The AMY1 gene controls the secretion of amylase, an enzyme that helps break down and digest starches.
Amylase is secreted in saliva and also produced in the pancreas. Some people have 50 times more amylase in their saliva and are far less likely to become obese from eating the same amount of carbohydrates (bread, rice, pasta, cereal).
Overconsumption of carbohydrates can cause an amylase deficiency. A simple home amylase test can be utilized to determine your amylase levels. [Daily Mail UK Oct 23, 2016; YouTube Oct 24, 2016]
It has been known for some time now that individuals with a low number of amylase genes are predisposed to obesity. [Nature Genetics March 30, 2014; The Guardian March 30, 2014] Most people have 1-3 copies of the AMY1 gene but a significant number have 4-9 copies. [Human Molecular Genetics March 18, 2015]
Of interest, gingerol, a substance found in ginger, increased amylase secretion and suppresses weight gain in obese mice. [Journal Agriculture Food Chemistry Nov 2014] Royal jelly is a natural source of amylase. [Insect Biochemistry Molecular Biology Jan 2005]
Previously it was thought that amylase inhibitors can slow the absorption of carbohydrates and reduce weight gain. [Nutrition Journal Marcy 17, 2011; International Journal Medical Sciences 2007] So-called starch blockers have fallen into disfavor. [WebMD]

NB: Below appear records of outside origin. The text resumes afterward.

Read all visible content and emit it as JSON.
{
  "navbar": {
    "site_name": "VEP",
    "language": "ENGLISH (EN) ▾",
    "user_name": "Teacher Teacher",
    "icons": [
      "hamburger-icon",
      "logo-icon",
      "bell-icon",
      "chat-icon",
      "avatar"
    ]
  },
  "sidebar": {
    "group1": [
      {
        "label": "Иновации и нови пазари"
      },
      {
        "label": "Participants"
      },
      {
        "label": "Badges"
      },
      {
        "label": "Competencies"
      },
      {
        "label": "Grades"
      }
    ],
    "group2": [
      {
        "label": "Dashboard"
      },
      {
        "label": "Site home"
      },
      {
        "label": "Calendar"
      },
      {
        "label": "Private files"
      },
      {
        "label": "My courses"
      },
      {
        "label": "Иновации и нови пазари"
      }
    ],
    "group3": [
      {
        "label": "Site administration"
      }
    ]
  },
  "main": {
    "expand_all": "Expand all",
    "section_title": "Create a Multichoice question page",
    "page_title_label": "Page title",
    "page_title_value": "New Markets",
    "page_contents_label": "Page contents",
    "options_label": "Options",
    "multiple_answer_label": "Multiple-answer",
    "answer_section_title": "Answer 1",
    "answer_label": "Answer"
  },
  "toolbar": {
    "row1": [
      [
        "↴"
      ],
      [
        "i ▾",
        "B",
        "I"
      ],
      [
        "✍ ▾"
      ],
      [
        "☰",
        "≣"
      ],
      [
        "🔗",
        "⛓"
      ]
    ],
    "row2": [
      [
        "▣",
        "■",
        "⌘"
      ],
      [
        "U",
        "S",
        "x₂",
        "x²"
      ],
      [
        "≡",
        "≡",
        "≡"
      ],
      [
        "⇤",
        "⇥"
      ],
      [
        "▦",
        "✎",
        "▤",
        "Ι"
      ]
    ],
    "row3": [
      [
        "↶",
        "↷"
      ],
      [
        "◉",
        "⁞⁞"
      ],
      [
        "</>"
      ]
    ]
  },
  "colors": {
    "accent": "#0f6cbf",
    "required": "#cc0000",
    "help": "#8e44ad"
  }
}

Excessively high levels of amylase may indicate inflammation of the pancreas. [Chemocare.com] Gallstones and stomach ulcers as well as diabetic ketoacidosis may cause abnormally high amylase levels. [WebMD]
When insufficient amylase is produced by the pancreas the body is unable to digest starches and they continue down the digestive tract to the intestines where they can abnormally alter gut bacteria and produce symptoms of bloating, gas, diarrhea, constipation and accompanying skin rashes, fatigue and joint pain.